10. Ignore your emotions. Don’t ask what they are telling you, just push through them.
Richard Rumelt writes a piercing work on the essential need for good strategy and the overwhelming failure by many leaders and organizations to do the hard work of not only developing goals, but a strategy to reach them. One of his main premises which I found helpful, is his argument that most organizations develop strategic goals but not actual tangible plans to reach them. When this happens we identify the end-zone, but we don’t identify the playbook we are running to get there. We identify the destination, but we do not map out the route that will help us arrive there. Here are some of the key thoughts from his book on what makes good strategy.
- Good strategy doesn’t ignore challenges the team/organization is facing
- Good strategy sees the core influencing factors on a situation
- Good strategy is cohesive in response
- Good strategy focuses energy and resources
- Good strategy involves diagnosis, a guiding policy and coherent action
- Good strategy creates strength through coherence of design
- Good strategy builds a bridge between a problem and action
- Good strategy can create shifts in viewpoints to better understand and respond to a situation
Here is a link to Richard’s book, Good Strategy, Bad Strategy
Questions for reflection|
- Does your team or organization have direction/goals?
- Does your team/organization have a strategy?
- Does your strategy acknowledge a challenge?
- Is your strategy including all the influencing factors?
- Why is it hard for you to do the work to develop a strategy and not just goals?
In an article on Cultural Change, the authors list the four building block levers of organizational DNA as:
- Decision Rights
“The four building blocks-both independently and in the way they interact–define an organization and largely determine how it will function and perform (Strategic Finance, pg. 12, 2006).”
They then describe the 7 typical cultural patterns they find in most organizations. Below is an infographic that captures these patterns.
Q-What is defining your organizational culture?

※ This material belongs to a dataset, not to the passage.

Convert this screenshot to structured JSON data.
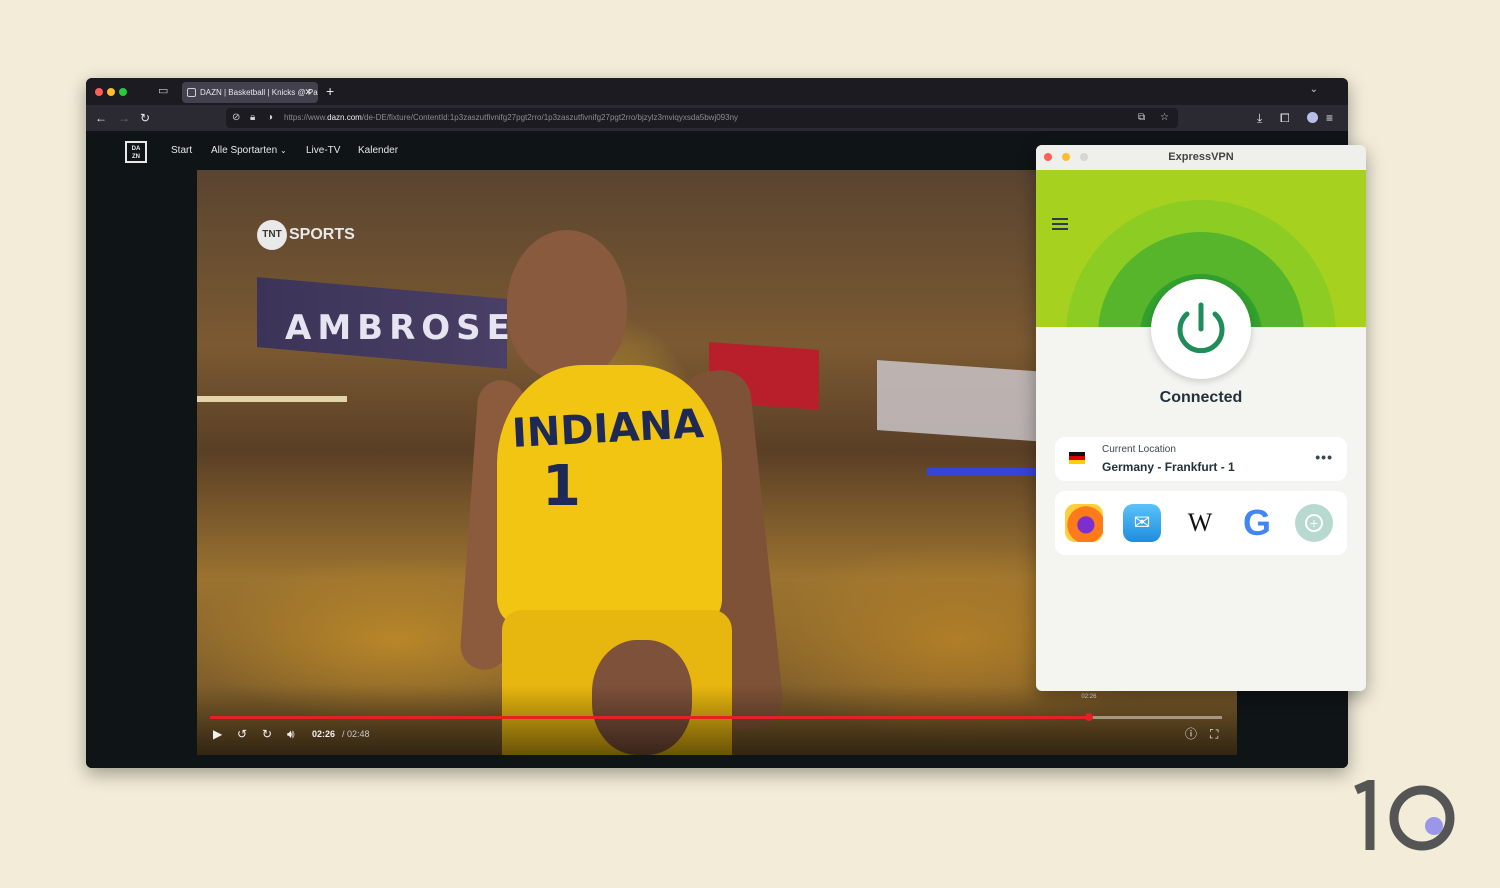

Q-Is your organizational or team culture what you want it to be?
Q-What do you need to change to better create thriving organizational culture?
Chehade, G., Mendes, D., & Mitchell, D. (2006). Culture Change for the Analytical Mind. Strategic Finance, 87(12), 11-15.